In the foreground, the summit of Calvary is depicted as a dark and fertile meadow: harebells, gentians and daisies grow among the grass and ferns. But the distant view beyond and below the Green Hill is what draws the eye: across all three lights – the narrow tall central light and the wider lower outer lights – Kempe’s chief draughtsman, John Lisle, has produced an extraordinary fantasy roofscape: a medieval city of cloud-capped towers, streaming pennants, bartizans, pantiles and buttressed walls. Some of the spires are topped with crosses, yet on the road down from Calvary towards the gateway into Jerusalem, Roman soldiers stand and chat at the city’s gatehouse, where the portcullis is raised.

 

Anachronism, even historical and cultural confusion on this heroic scale, has always been a feature of stained glass representation of biblical events. What is so arresting here, however, is the dramatic and exclusive use of silver staining for the whole composition of the distant city: black and white, silver and grey, ochre and umber, lemon and gold – these are the colours characteristically created by silver staining. And indeed they dominate the entire window and unify the whole design: the cross is silver stained, so are the great wedges hammered into the ground at its base. So, too, the capacious cloaks worn by Mary and John, and likewise the architectural framework of each light, where pairs of rather mannered classical columns support round-headed arches topped by chubby cherubs, from whose necks green foliate swags loop down to either side of the arches.

 

Extensive and exquisite use of silver staining is an absolute hallmark of Kempe glass, both sacred and secular – see for instance the panel originally made for Kempe’s own home, Old Place, Lindfield (not far from Wakehurst) – but now at the National Trust’s Wightwick Manor near Wolverhampton . But I can point to no other window that employs silver staining with such bizarre bravura as at Wakehurst.

 

To judge the strangeness of this window, compare it with a window in Rendcomb Church, Gloucestershire. This, dating from a little earlier (1895), depicts the Supper at Emmaus, on the evening of the Resurrection.

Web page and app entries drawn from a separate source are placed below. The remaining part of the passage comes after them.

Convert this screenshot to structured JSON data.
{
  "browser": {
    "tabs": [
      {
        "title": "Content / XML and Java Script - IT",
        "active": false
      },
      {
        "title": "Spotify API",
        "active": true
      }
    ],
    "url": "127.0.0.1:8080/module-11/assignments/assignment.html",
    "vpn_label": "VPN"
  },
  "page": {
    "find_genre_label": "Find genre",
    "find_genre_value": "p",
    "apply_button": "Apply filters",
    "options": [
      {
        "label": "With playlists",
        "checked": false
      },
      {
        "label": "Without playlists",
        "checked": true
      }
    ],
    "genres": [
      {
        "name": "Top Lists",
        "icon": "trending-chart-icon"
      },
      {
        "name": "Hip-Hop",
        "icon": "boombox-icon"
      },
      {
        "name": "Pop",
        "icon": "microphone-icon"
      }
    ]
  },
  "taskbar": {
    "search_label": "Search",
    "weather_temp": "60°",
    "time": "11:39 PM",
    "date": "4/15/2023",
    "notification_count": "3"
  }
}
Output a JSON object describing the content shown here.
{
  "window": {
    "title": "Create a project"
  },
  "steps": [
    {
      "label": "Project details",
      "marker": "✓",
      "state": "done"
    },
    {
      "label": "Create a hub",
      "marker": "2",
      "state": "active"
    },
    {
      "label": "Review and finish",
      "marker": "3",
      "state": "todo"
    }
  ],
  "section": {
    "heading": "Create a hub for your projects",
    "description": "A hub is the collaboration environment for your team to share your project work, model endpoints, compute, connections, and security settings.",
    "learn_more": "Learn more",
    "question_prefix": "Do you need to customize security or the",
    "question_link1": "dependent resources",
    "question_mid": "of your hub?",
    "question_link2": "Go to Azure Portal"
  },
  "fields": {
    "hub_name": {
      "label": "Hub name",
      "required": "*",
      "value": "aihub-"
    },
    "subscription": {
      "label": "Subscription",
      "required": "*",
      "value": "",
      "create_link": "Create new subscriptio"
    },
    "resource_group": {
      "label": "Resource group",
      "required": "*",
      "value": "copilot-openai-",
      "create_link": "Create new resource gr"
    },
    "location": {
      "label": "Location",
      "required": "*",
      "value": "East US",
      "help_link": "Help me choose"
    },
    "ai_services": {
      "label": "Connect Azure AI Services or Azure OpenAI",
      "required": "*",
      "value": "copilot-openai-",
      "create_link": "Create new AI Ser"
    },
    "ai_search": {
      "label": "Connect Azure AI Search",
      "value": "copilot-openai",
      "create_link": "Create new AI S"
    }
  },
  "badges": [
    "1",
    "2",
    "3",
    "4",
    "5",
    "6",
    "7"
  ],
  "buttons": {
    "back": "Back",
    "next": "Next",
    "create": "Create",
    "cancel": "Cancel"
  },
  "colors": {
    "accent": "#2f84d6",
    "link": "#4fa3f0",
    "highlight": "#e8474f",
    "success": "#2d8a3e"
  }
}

Again the roofs and towers of Jerusalem form a backdrop to the scene, but this time our viewpoint is not looking up to the face of Christ and then to the top of the cross and the bowed head of the dying Christ; now we are looking at him at eye-level across the table. So we look down onto the rather crudely drawn cottage loaf, from which Jesus has pulled the top-knot in the act of breaking bread. (We’ll overlook the fact that the bread should have been unleavened.) In the distance, blue-grey Jerusalem is silhouetted against the hills in the background: no silver staining there.  And the whole scene is framed by a kind of pergola supporting a vine dripping with huge pendulous bunches of grapes. One has only to contrast the range of colours in the Rendcomb window with the austerity of the Wakehurst palette, to see how striking this endangered window is.

 

It’s endangered because the architectural consultants who are advising the National Trust on what to do about Wakehurst Place want to take the Kempe windows out of the Chapel, so that the space can be (dread word!) ‘re-purposed’. They don’t like the fact that below the stained glass, the lower part of the three-light window has been blanked out with a stone infill, which, from the outside, looks rather clumsy. This was hardly Kempe’s fault: I assume that the infilling had been done originally to accommodate a tall reredos behind the altar and that the window, when designed by the Kempe Studio, was intended to come to the top of the reredos, and no lower. The reredos has disappeared, of course, along with everything else that once gave the Chapel meaning – except the stained glass. To remove the glass would be absolutely the wrong thing to do. It should stay.

 

Adrian Barlow

 

[illustrations: (i and ii) East window, Wakehurst Place, Sussex, by the Kempe Studio, 1905; (iii) Annunciation roundel, formerly at Old Place, Lindfield, and now at Wightwick Manor (courtesy, the National Trust); (iv) The Supper at Emmaus window, Rendcomb Church, Gloucestershire, Kempe, 1895. Photographs © the author.